But that’s not Jae’s only problem.
There's also Marc. Irresistible and charming, Marc threatens to break the barriers around Jae's heart. As the two grow closer, Jae must decide if she can trust him. But Marc has a secret of his own—one that could help Jae overturn the curse on her family for good. It turns out that Jae's been wrong about a lot of things: her grandfather is her greatest ally, even the tough girl can fall in love, and Korea might just be the home she's always been looking for.
I am what may be called a koreaboo - one of those annoying white westerners with an unhealthy obsession with Korean culture. It starts with K-pop, but doesn't end there because I now love korean mythology and history and all of that. Therefore, it seemed only right that I snatch up the chance to review Gilded. It's weird, because as a reader I really enjoyed this book. As a reviewer, I found some flaws in it that I can't quite get over.
Let me talk about the good first: I loved the plot of this book, and the action never stops. Despite a few flaws with Jae Hwa (and the way she treated people at times), she actually got off her feet and did stuff and I did as a whole like her character. I think the interpretation of Korean myths was well done and Farley had clearly done some research because the execution was well done and well explained. I enjoyed the book as a reader, but when you start to look deeper there are some problems.
Farley is a good author; the writing flowed and the dialogue felt natural for the most part. However there are some similes and phrases that she uses that make me think she was trying to always remind us that Jae Hwa is korean. The constant references to kimchi - at points Jae Hwa compares herself to Kimchi - and the fact that Jae Hwa is a black belt at Tae Kwon Do are just a few of these things, but they are always there. That being said, there is a lack of Korean people in the book. The love interest is called Mark, her best friend is another American-born Korean called Michelle... where is the culture immersion!? Not to mention the fact that Jae mentions missing her friends back in the US... does she once call them or skype them or email them? No.
I guess overall, Gilded was a good, fast paced read on the surface, so controversially it's getting a higher rating then I should give it, but if you're picking it up solely for the setting and the culture, I'd say give it a miss. Gilded is not much more than a pretty average YA fantasy read.
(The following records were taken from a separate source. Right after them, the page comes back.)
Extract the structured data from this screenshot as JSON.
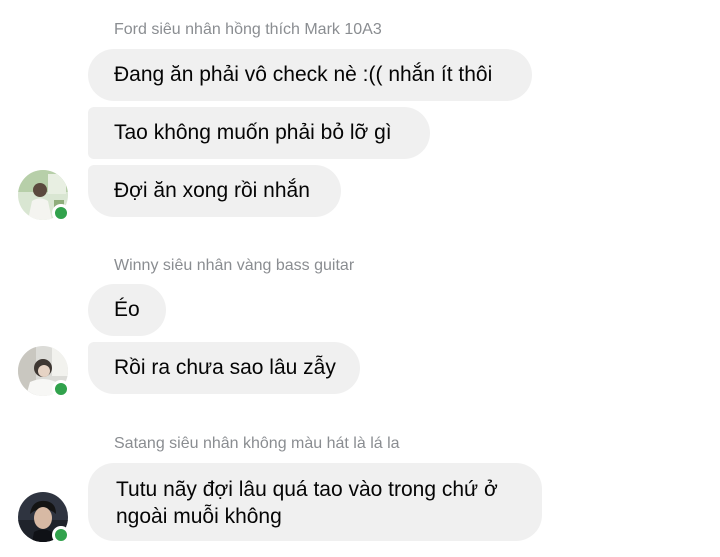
{
  "groups": [
    {
      "sender": "Ford siêu nhân hồng thích Mark 10A3",
      "messages": [
        "Đang ăn phải vô check nè :(( nhắn ít thôi",
        "Tao không muốn phải bỏ lỡ gì",
        "Đợi ăn xong rồi nhắn"
      ],
      "online": true
    },
    {
      "sender": "Winny siêu nhân vàng bass guitar",
      "messages": [
        "Éo",
        "Rồi ra chưa sao lâu zẫy"
      ],
      "online": true
    },
    {
      "sender": "Satang siêu nhân không màu hát là lá la",
      "messages": [
        "Tutu nãy đợi lâu quá tao vào trong chứ ở ngoài muỗi không"
      ],
      "online": true
    }
  ],
  "colors": {
    "bubble": "#f0f0f0",
    "sender_text": "#8a8d91",
    "message_text": "#050505",
    "online_dot": "#31a24c"
  }
}
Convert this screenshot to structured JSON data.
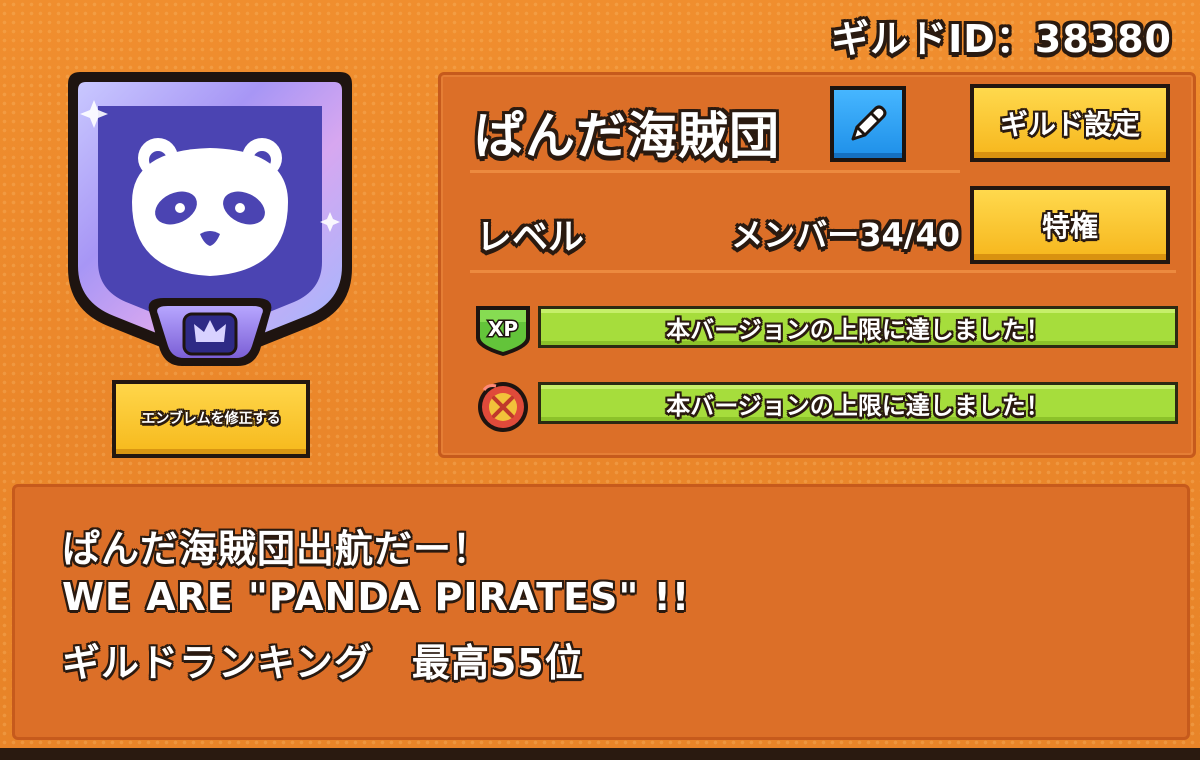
{
  "header": {
    "guild_id_text": "ギルドID：38380"
  },
  "emblem": {
    "edit_button_label": "エンブレムを修正する",
    "icon": "panda-face-icon",
    "badge_icon": "crown-badge-icon"
  },
  "guild": {
    "name": "ぱんだ海賊団",
    "edit_name_icon": "pencil-icon",
    "settings_button_label": "ギルド設定",
    "privilege_button_label": "特権",
    "level_label": "レベル",
    "members_text": "メンバー34/40"
  },
  "caps": [
    {
      "icon": "xp-badge-icon",
      "icon_text": "XP",
      "text": "本バージョンの上限に達しました！"
    },
    {
      "icon": "crossed-swords-medal-icon",
      "text": "本バージョンの上限に達しました！"
    }
  ],
  "description": {
    "lines": [
      "ぱんだ海賊団出航だー！",
      "WE ARE \"PANDA PIRATES\" !!",
      "ギルドランキング　最高55位"
    ]
  },
  "colors": {
    "background": "#ec8a2c",
    "panel": "#dc6f28",
    "button_yellow": "#f6b91c",
    "button_blue": "#1e8fe8",
    "bar_green": "#a6dd3c",
    "emblem_purple": "#4b44b2"
  }
}
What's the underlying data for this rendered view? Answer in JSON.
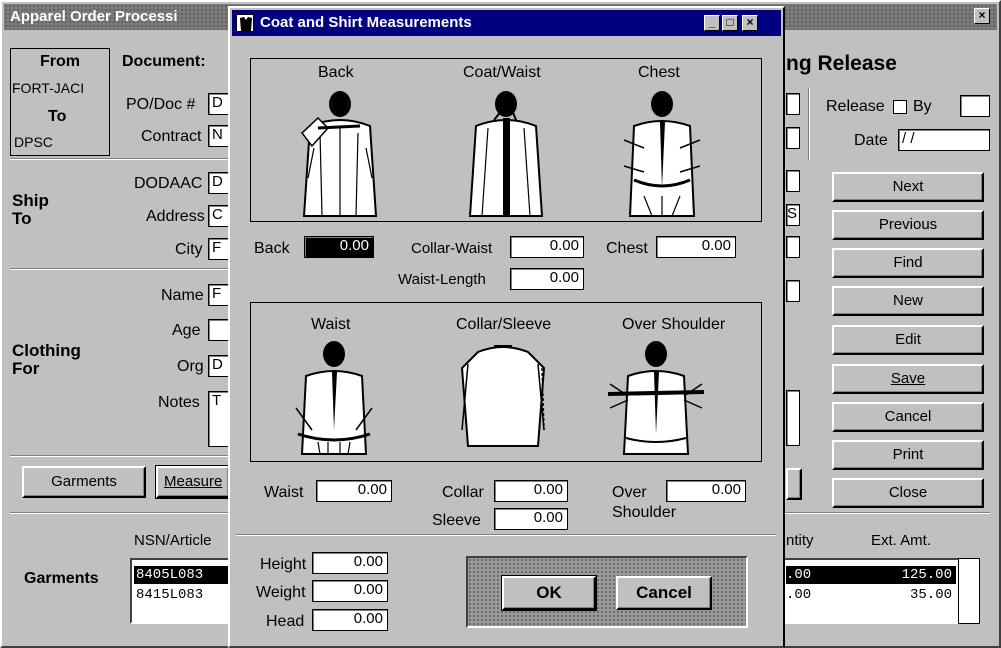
{
  "main_window": {
    "title": "Apparel Order Processi",
    "header": {
      "from": "From",
      "from_value": "FORT-JACI",
      "to": "To",
      "to_value": "DPSC",
      "document": "Document:",
      "right_title": "ng Release"
    },
    "doc_labels": {
      "po_doc": "PO/Doc #",
      "po_doc_value": "D",
      "contract": "Contract",
      "contract_value": "N"
    },
    "release": {
      "label": "Release",
      "by": "By",
      "date": "Date",
      "date_value": "/ /"
    },
    "ship_to": {
      "label": "Ship\nTo",
      "dodaac": "DODAAC",
      "dodaac_value": "D",
      "address": "Address",
      "address_value": "C",
      "city": "City",
      "city_value": "F",
      "right_value": "S"
    },
    "clothing_for": {
      "label": "Clothing\nFor",
      "name": "Name",
      "name_value": "F",
      "age": "Age",
      "org": "Org",
      "org_value": "D",
      "notes": "Notes",
      "notes_value": "T"
    },
    "nav_buttons": [
      {
        "label": "Next"
      },
      {
        "label": "Previous"
      },
      {
        "label": "Find"
      },
      {
        "label": "New"
      },
      {
        "label": "Edit"
      },
      {
        "label": "Save"
      },
      {
        "label": "Cancel"
      },
      {
        "label": "Print"
      },
      {
        "label": "Close"
      }
    ],
    "tabs": {
      "garments": "Garments",
      "measure": "Measure"
    },
    "garments_table": {
      "label": "Garments",
      "headers": {
        "nsn": "NSN/Article",
        "quantity": "ntity",
        "ext_amt": "Ext. Amt."
      },
      "rows": [
        {
          "nsn": "8405L083",
          "qty": ".00",
          "amt": "125.00",
          "selected": true
        },
        {
          "nsn": "8415L083",
          "qty": ".00",
          "amt": "35.00",
          "selected": false
        }
      ]
    }
  },
  "dialog": {
    "title": "Coat and Shirt Measurements",
    "icon": "shirt-icon",
    "top_figures": {
      "back": "Back",
      "coat_waist": "Coat/Waist",
      "chest": "Chest"
    },
    "top_fields": {
      "back_label": "Back",
      "back_value": "0.00",
      "collar_waist_label": "Collar-Waist",
      "collar_waist_value": "0.00",
      "chest_label": "Chest",
      "chest_value": "0.00",
      "waist_length_label": "Waist-Length",
      "waist_length_value": "0.00"
    },
    "bottom_figures": {
      "waist": "Waist",
      "collar_sleeve": "Collar/Sleeve",
      "over_shoulder": "Over Shoulder"
    },
    "bottom_fields": {
      "waist_label": "Waist",
      "waist_value": "0.00",
      "collar_label": "Collar",
      "collar_value": "0.00",
      "sleeve_label": "Sleeve",
      "sleeve_value": "0.00",
      "over_label": "Over",
      "shoulder_label": "Shoulder",
      "over_shoulder_value": "0.00"
    },
    "body_fields": {
      "height_label": "Height",
      "height_value": "0.00",
      "weight_label": "Weight",
      "weight_value": "0.00",
      "head_label": "Head",
      "head_value": "0.00"
    },
    "buttons": {
      "ok": "OK",
      "cancel": "Cancel"
    }
  }
}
Overall Rating: C+
Book released 1st March 2014 by Skyscape
Book received from the publisher/author in exchange for an honest review